**Items from an interface collection**
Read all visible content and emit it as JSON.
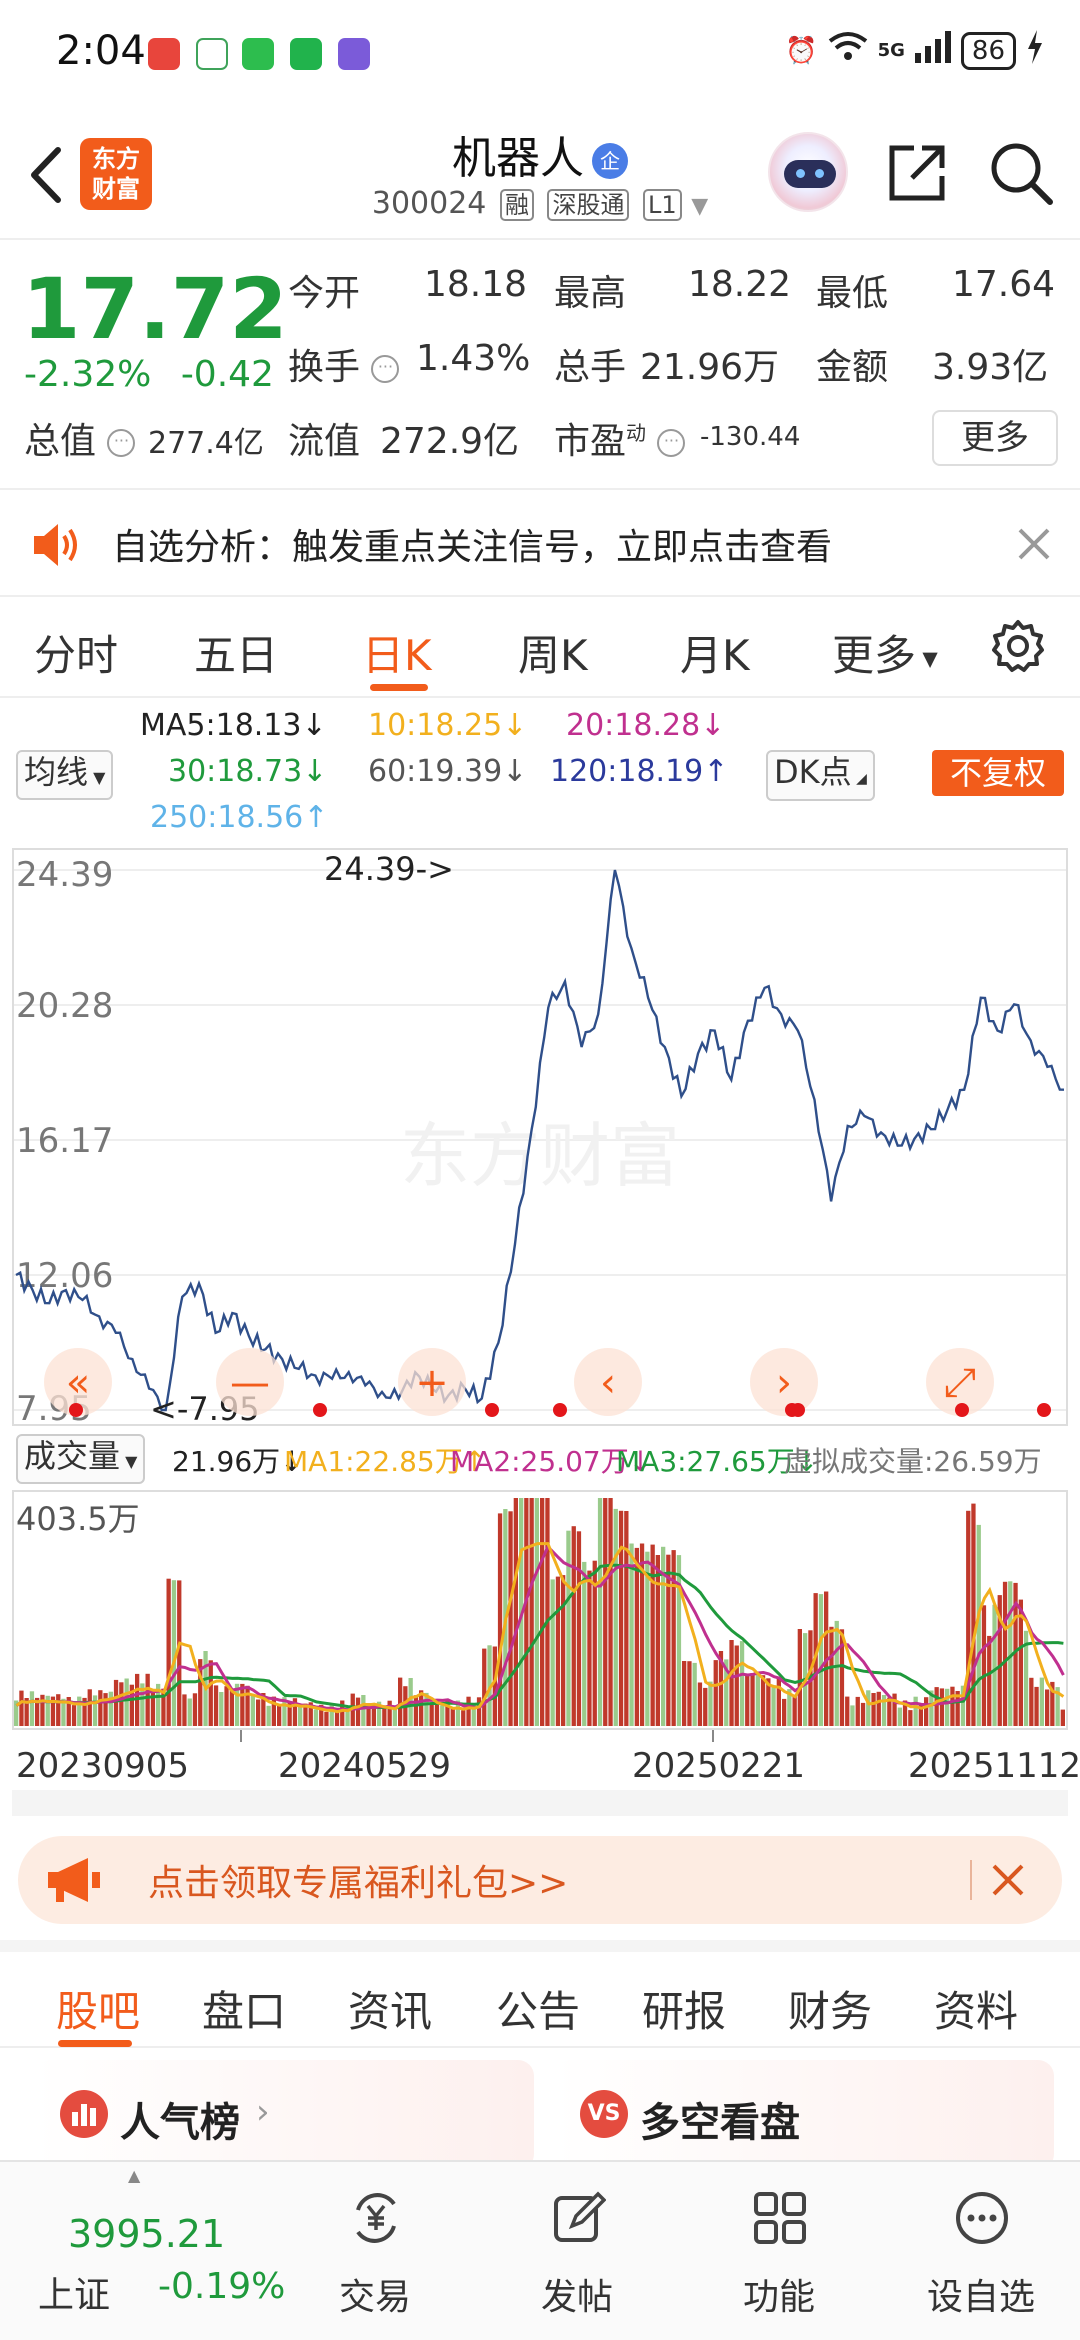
{
  "status_bar": {
    "time": "2:04",
    "battery": "86",
    "network": "5G"
  },
  "header": {
    "title": "机器人",
    "verified_badge": "企",
    "code": "300024",
    "tags": [
      "融",
      "深股通",
      "L1"
    ],
    "logo_text": [
      "东方",
      "财富"
    ],
    "icons": [
      "back-arrow-icon",
      "robot-avatar-icon",
      "share-icon",
      "search-icon"
    ]
  },
  "quote": {
    "price": "17.72",
    "change_pct": "-2.32%",
    "change_abs": "-0.42",
    "open_label": "今开",
    "open": "18.18",
    "high_label": "最高",
    "high": "18.22",
    "low_label": "最低",
    "low": "17.64",
    "turnover_label": "换手",
    "turnover": "1.43%",
    "volume_label": "总手",
    "volume": "21.96万",
    "amount_label": "金额",
    "amount": "3.93亿",
    "mktcap_label": "总值",
    "mktcap": "277.4亿",
    "float_label": "流值",
    "float": "272.9亿",
    "pe_label": "市盈",
    "pe_sup": "动",
    "pe": "-130.44",
    "more": "更多"
  },
  "notice": {
    "text": "自选分析：触发重点关注信号，立即点击查看"
  },
  "kline_tabs": {
    "items": [
      "分时",
      "五日",
      "日K",
      "周K",
      "月K",
      "更多"
    ],
    "active": "日K"
  },
  "ma": {
    "selector": "均线",
    "ma5": "MA5:18.13↓",
    "ma10": "10:18.25↓",
    "ma20": "20:18.28↓",
    "ma30": "30:18.73↓",
    "ma60": "60:19.39↓",
    "ma120": "120:18.19↑",
    "ma250": "250:18.56↑",
    "dk": "DK点",
    "nofq": "不复权",
    "colors": {
      "ma5": "#222222",
      "ma10": "#f2b01e",
      "ma20": "#c0308f",
      "ma30": "#1f9a3c",
      "ma60": "#555555",
      "ma120": "#2b3a9c",
      "ma250": "#5fb3e8"
    }
  },
  "chart": {
    "y_ticks": [
      "24.39",
      "20.28",
      "16.17",
      "12.06",
      "7.95"
    ],
    "max_label": "24.39->",
    "min_label": "<-7.95",
    "watermark": "东方财富",
    "line_color": "#2f4f8a"
  },
  "volume": {
    "selector": "成交量",
    "vol": "21.96万↓",
    "ma1": "MA1:22.85万↑",
    "ma2": "MA2:25.07万↓",
    "ma3": "MA3:27.65万↓",
    "virtual": "虚拟成交量:26.59万",
    "max_label": "403.5万",
    "colors": {
      "ma1": "#f2b01e",
      "ma2": "#c0308f",
      "ma3": "#1f9a3c",
      "bar": "#c0392b"
    }
  },
  "dates": [
    "20230905",
    "20240529",
    "20250221",
    "20251112"
  ],
  "chart_data": {
    "type": "line",
    "title": "",
    "xlabel": "",
    "ylabel": "",
    "x": [
      "20230905",
      "20240529",
      "20250221",
      "20251112"
    ],
    "ylim": [
      7.95,
      24.39
    ],
    "series": [
      {
        "values": [
          12.06,
          11.6,
          11.2,
          11.6,
          11.3,
          10.8,
          10.3,
          9.5,
          8.6,
          7.95,
          11.4,
          11.8,
          10.3,
          10.9,
          10.2,
          9.8,
          9.5,
          9.2,
          9.0,
          8.9,
          9.1,
          8.7,
          8.5,
          8.3,
          9.1,
          8.6,
          8.4,
          8.6,
          8.3,
          10.0,
          13.0,
          16.5,
          20.2,
          21.0,
          19.0,
          20.0,
          24.39,
          22.0,
          20.5,
          19.0,
          17.5,
          18.8,
          19.5,
          18.0,
          19.8,
          20.8,
          20.0,
          19.5,
          17.4,
          14.3,
          16.6,
          16.9,
          16.4,
          16.0,
          16.2,
          16.5,
          17.1,
          17.7,
          20.5,
          19.5,
          20.3,
          19.2,
          18.4,
          17.7
        ]
      }
    ],
    "y_ticks": [
      "24.39",
      "20.28",
      "16.17",
      "12.06",
      "7.95"
    ],
    "volume_max": "403.5万"
  },
  "promo": {
    "text": "点击领取专属福利礼包>>"
  },
  "sec_tabs": {
    "items": [
      "股吧",
      "盘口",
      "资讯",
      "公告",
      "研报",
      "财务",
      "资料"
    ],
    "active": "股吧"
  },
  "cards": [
    {
      "title": "人气榜",
      "icon": "chart-rank-icon"
    },
    {
      "title": "多空看盘",
      "icon": "vs-icon",
      "icon_text": "VS"
    }
  ],
  "bottom_nav": {
    "index_value": "3995.21",
    "index_name": "上证",
    "index_change": "-0.19%",
    "items": [
      "交易",
      "发帖",
      "功能",
      "设自选"
    ]
  }
}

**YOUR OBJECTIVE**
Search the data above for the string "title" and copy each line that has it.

**RESPONSE TO THIS TASK**
    "title": "机器人",
    "title": "",
      "title": "人气榜",
      "title": "多空看盘",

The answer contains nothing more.